Gardner Group breached its Consultant Agreement with the developer (and later novated to LU Simon) by failing to exercise due care and skill in issuing the building permit for Stage 7 of the construction, thereby approving the ACPs. Furthermore, the building surveyor also failed to notice and query the incomplete description of the cladding systems in the fire engineer’s Fire Engineering Report.

The claim against the architects

In this project, as in many others, the architects were the ‘lead consultants’, steering the design team. Woodward J found that Elenberg Fraser failed to exercise due care and skill in remedying defects in their design: the Alucobond specification was not compliant with the BCA and was not fit for purpose. Further, they failed as the head design consultant to ensure that the ACP was compliant with their design intent. Woodward J held that the firm was “in breach by effectively abdicating its responsibilities as head design consultant” (para. 452). Despite the presence of a specialist fire engineer on the design team, the architect was therefore held out for especial criticism. The judgment is therefore of especial concern to architect practices.

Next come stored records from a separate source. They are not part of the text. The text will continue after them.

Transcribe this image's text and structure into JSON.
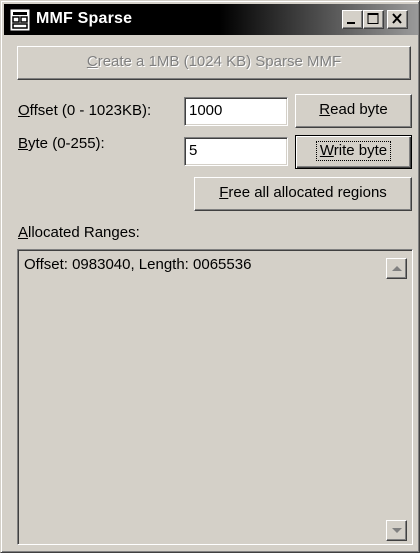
{
  "window": {
    "title": "MMF Sparse"
  },
  "titlebar": {
    "icon": "app-window-icon",
    "buttons": [
      "minimize-icon",
      "maximize-icon",
      "close-icon"
    ]
  },
  "create_button": {
    "mnemonic": "C",
    "rest": "reate a 1MB (1024 KB) Sparse MMF",
    "enabled": false
  },
  "offset": {
    "label_mnemonic": "O",
    "label_rest": "ffset (0 - 1023KB):",
    "value": "1000"
  },
  "byte": {
    "label_mnemonic": "B",
    "label_rest": "yte (0-255):",
    "value": "5"
  },
  "read_button": {
    "mnemonic": "R",
    "rest": "ead byte"
  },
  "write_button": {
    "mnemonic": "W",
    "rest": "rite byte",
    "is_default": true
  },
  "free_button": {
    "mnemonic": "F",
    "rest": "ree all allocated regions"
  },
  "ranges": {
    "label_mnemonic": "A",
    "label_rest": "llocated Ranges:",
    "items": [
      "Offset: 0983040, Length: 0065536"
    ]
  }
}
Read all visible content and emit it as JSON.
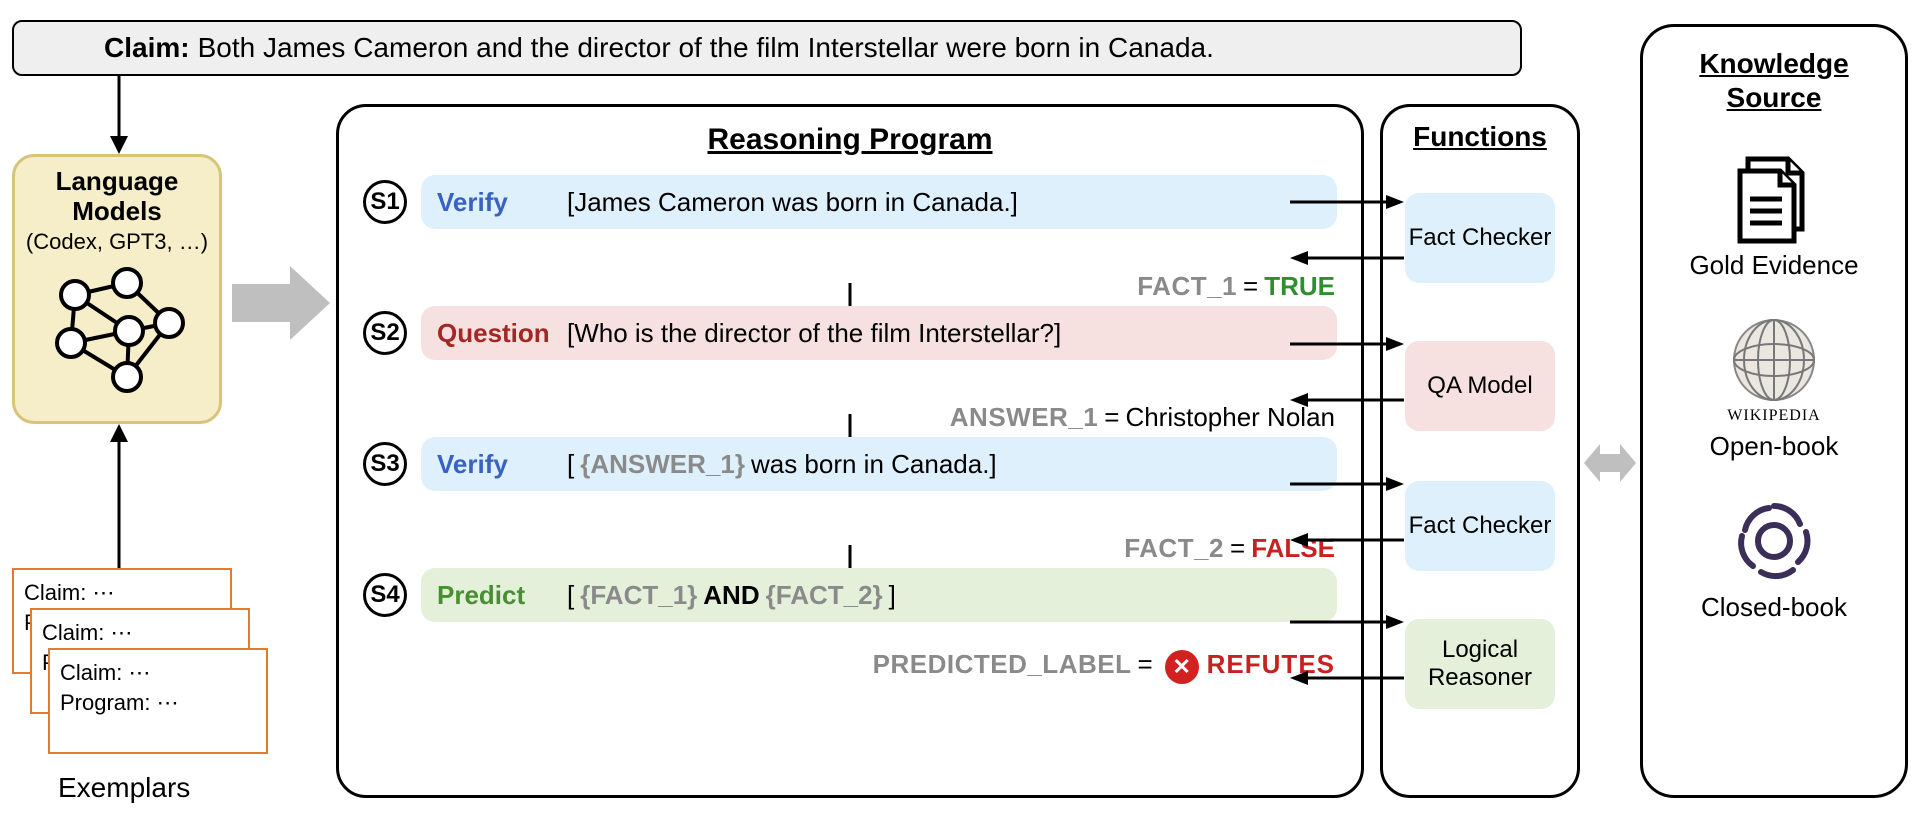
{
  "claim": {
    "label": "Claim:",
    "text": "Both James Cameron and the director of the film Interstellar were born in Canada."
  },
  "lm": {
    "title_line1": "Language",
    "title_line2": "Models",
    "subtitle": "(Codex, GPT3, …)"
  },
  "exemplars": {
    "card_claim": "Claim: ⋯",
    "card_program_short": "P",
    "card_program": "Program: ⋯",
    "label": "Exemplars"
  },
  "reasoning": {
    "title": "Reasoning Program",
    "steps": [
      {
        "id": "S1",
        "keyword": "Verify",
        "content_pre": "[James Cameron was born in Canada.]",
        "result_var": "FACT_1",
        "result_val": "TRUE",
        "result_kind": "true",
        "color": "blue"
      },
      {
        "id": "S2",
        "keyword": "Question",
        "content_pre": "[Who is the director of the film Interstellar?]",
        "result_var": "ANSWER_1",
        "result_val": "Christopher Nolan",
        "result_kind": "plain",
        "color": "red"
      },
      {
        "id": "S3",
        "keyword": "Verify",
        "content_pre_prefix": "[ ",
        "content_pre_var": "{ANSWER_1}",
        "content_pre_suffix": " was born in Canada.]",
        "result_var": "FACT_2",
        "result_val": "FALSE",
        "result_kind": "false",
        "color": "blue"
      },
      {
        "id": "S4",
        "keyword": "Predict",
        "content_pre_prefix": "[ ",
        "content_var1": "{FACT_1}",
        "content_mid": " AND ",
        "content_var2": "{FACT_2}",
        "content_suffix": "]",
        "result_var": "PREDICTED_LABEL",
        "result_val": "REFUTES",
        "result_kind": "refutes",
        "color": "green"
      }
    ]
  },
  "functions": {
    "title": "Functions",
    "items": [
      {
        "label": "Fact Checker",
        "color": "blue"
      },
      {
        "label": "QA Model",
        "color": "red"
      },
      {
        "label": "Fact Checker",
        "color": "blue"
      },
      {
        "label": "Logical Reasoner",
        "color": "green"
      }
    ]
  },
  "knowledge": {
    "title_line1": "Knowledge",
    "title_line2": "Source",
    "doc_label": "Gold Evidence",
    "wiki_word": "WIKIPEDIA",
    "wiki_label": "Open-book",
    "openai_label": "Closed-book"
  }
}
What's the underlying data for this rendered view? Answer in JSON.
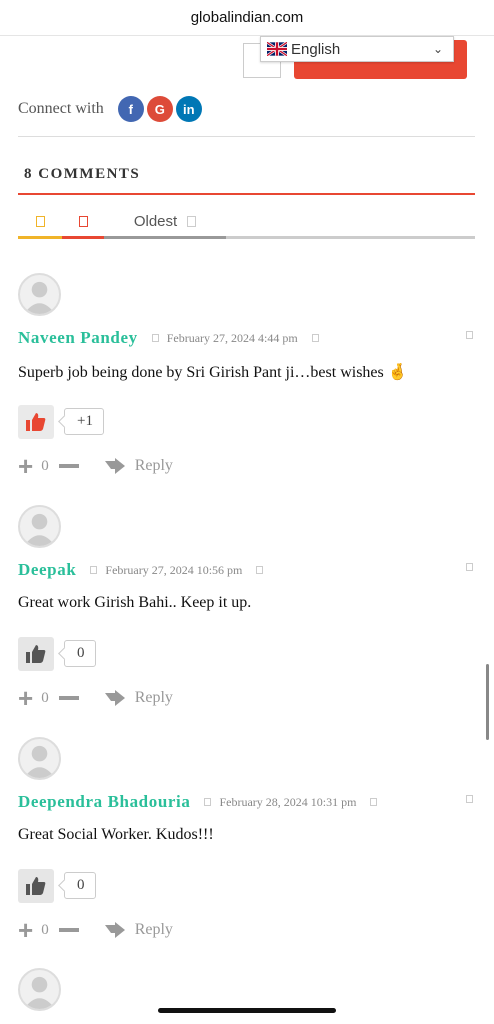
{
  "browser": {
    "url": "globalindian.com"
  },
  "language": {
    "selected": "English"
  },
  "connect": {
    "label": "Connect with",
    "networks": [
      "f",
      "G",
      "in"
    ]
  },
  "comments_header": {
    "title": "8 COMMENTS"
  },
  "tabs": [
    {
      "label": ""
    },
    {
      "label": ""
    },
    {
      "label": "Oldest"
    }
  ],
  "colors": {
    "accent": "#e84732",
    "author": "#2abf9a",
    "tab_yellow": "#f0b429",
    "tab_red": "#e84732",
    "tab_gray": "#999999"
  },
  "comments": [
    {
      "author": "Naveen Pandey",
      "date": "February 27, 2024 4:44 pm",
      "text": "Superb job being done by Sri Girish Pant ji…best wishes",
      "emoji": "🤞",
      "likes": "+1",
      "liked": true,
      "votes": "0",
      "reply": "Reply"
    },
    {
      "author": "Deepak",
      "date": "February 27, 2024 10:56 pm",
      "text": "Great work Girish Bahi.. Keep it up.",
      "emoji": "",
      "likes": "0",
      "liked": false,
      "votes": "0",
      "reply": "Reply"
    },
    {
      "author": "Deependra Bhadouria",
      "date": "February 28, 2024 10:31 pm",
      "text": "Great Social Worker. Kudos!!!",
      "emoji": "",
      "likes": "0",
      "liked": false,
      "votes": "0",
      "reply": "Reply"
    }
  ]
}
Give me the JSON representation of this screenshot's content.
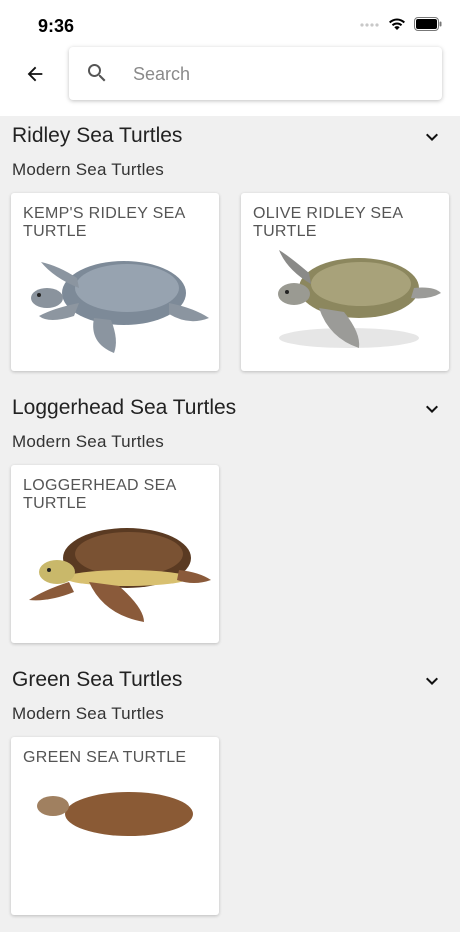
{
  "status_bar": {
    "time": "9:36"
  },
  "search": {
    "placeholder": "Search",
    "value": ""
  },
  "sections": [
    {
      "title": "Ridley Sea Turtles",
      "subtitle": "Modern Sea Turtles",
      "cards": [
        {
          "title": "KEMP'S RIDLEY SEA TURTLE"
        },
        {
          "title": "OLIVE RIDLEY SEA TURTLE"
        }
      ]
    },
    {
      "title": "Loggerhead Sea Turtles",
      "subtitle": "Modern Sea Turtles",
      "cards": [
        {
          "title": "LOGGERHEAD SEA TURTLE"
        }
      ]
    },
    {
      "title": "Green Sea Turtles",
      "subtitle": "Modern Sea Turtles",
      "cards": [
        {
          "title": "GREEN SEA TURTLE"
        }
      ]
    }
  ],
  "icons": {
    "back": "arrow-left-icon",
    "search": "search-icon",
    "expand": "chevron-down-icon"
  },
  "colors": {
    "background": "#f0f0f0",
    "card": "#ffffff",
    "card_title": "#555555"
  }
}
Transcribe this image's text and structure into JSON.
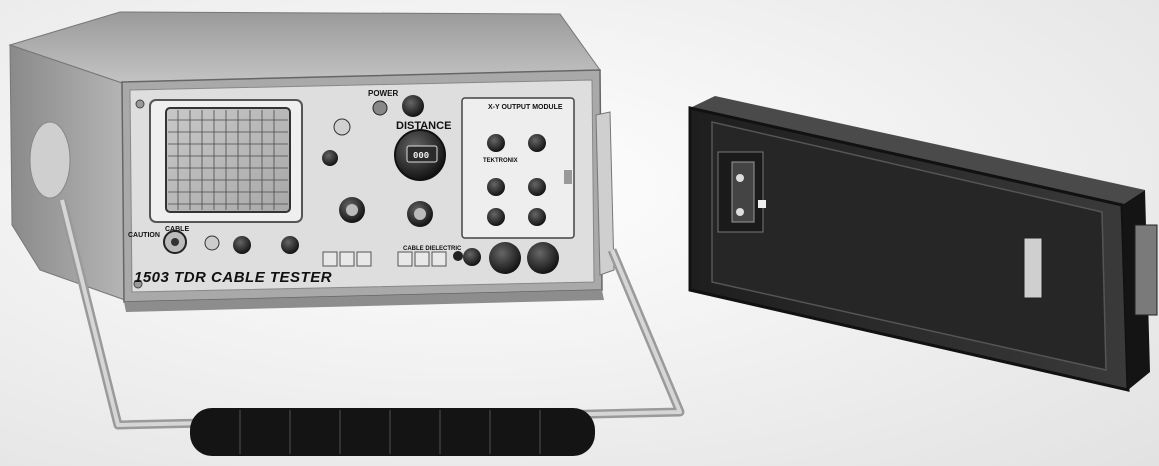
{
  "photo": {
    "subject": "tdr-cable-tester-with-module",
    "labels": {
      "model": "1503 TDR CABLE TESTER",
      "caution": "CAUTION",
      "cable": "CABLE",
      "power": "POWER",
      "distance": "DISTANCE",
      "xy_module": "X-Y OUTPUT MODULE",
      "tektronix": "TEKTRONIX",
      "dielectric": "CABLE DIELECTRIC",
      "counter": "000"
    }
  },
  "colors": {
    "background": "#efefef",
    "case_body": "#b9b9b9",
    "front_panel": "#dcdcdc",
    "module_body": "#2a2a2a",
    "handle_grip": "#111111",
    "knob": "#1a1a1a"
  }
}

Apportionment between the Respondents

Part IVAA of the Wrongs Act 1958 (Vic.) allows a defendant to reduce its liability based on the comparative responsibility of other parties that have been joined to the proceedings. Woodward J held that as the building surveyor, architects, and fire engineer had failed to exercise reasonable care they were concurrent wrongdoers under s. 24H. The VCAT held that it was their failures that caused LU Simon to breach of the D&C contract within the meaning of s. 51 of the 1958 Act. As a result, damages were apportioned pursuant to Part IVAA of the 1958 Act as follows:

  • The building surveyors (33%)
  • The architect (25%)
  • The fire engineer (39%)
  • Mr Gubitta (the smoker) (3%).

However, no party sought to claim against Mr Gubitta. Therefore, LU Simon were unable to apportion the 3% and will be required to pay it themselves.


The decision “sends shudders through building industry consultants and governments”. It is likely, however, that the decision will be the subject of an appeal to the Supreme Court of Victoria. At the same time, a product liability class action claim has been launched against the producer of Alucobond PE-core ACPs. The case demonstrates the limited knowledge of the risk of ACPs in 2011 amongst building professionals; as they were a commonly used product, its use on the Lacrosse tower did not trigger any concern. Notwithstanding this, the owners and the contractor were able to establish liability against the building surveyors, the fire engineer, and lead design consultants, namely the architects, who might be felt to have particular unease about this decision.

There are a number of points of comparison that can be drawn in respect of this litigation and the Grenfell Tower disaster. Design responsibility (including the choice of cladding materials) in a project might well be shared: one of Dame Judith Hackitt’s recommendations as to improving building regulations and fire safety, at para. 2.10, was to create “greater clarity around: the key roles involved in the shaping and overseeing of the procurement, design and construction of buildings; and the key responsibilities/accountabilities that should flow from these roles”. The process of determining how unsafe materials came to be used, and then to apportion liability for the same, is not at all straightforward: the Lacrosse fire case ran for 22 days. Such delays can leave the blameless residents out of pocket for considerable periods of time.


How to cite this blog post (Harvard style) 

Sawtell, D. and Maxwell, D. (2019). The Lacrosse Apartment Fire: Liability for Using Grenfell Style Cladding. Available at: (Accessed [date]).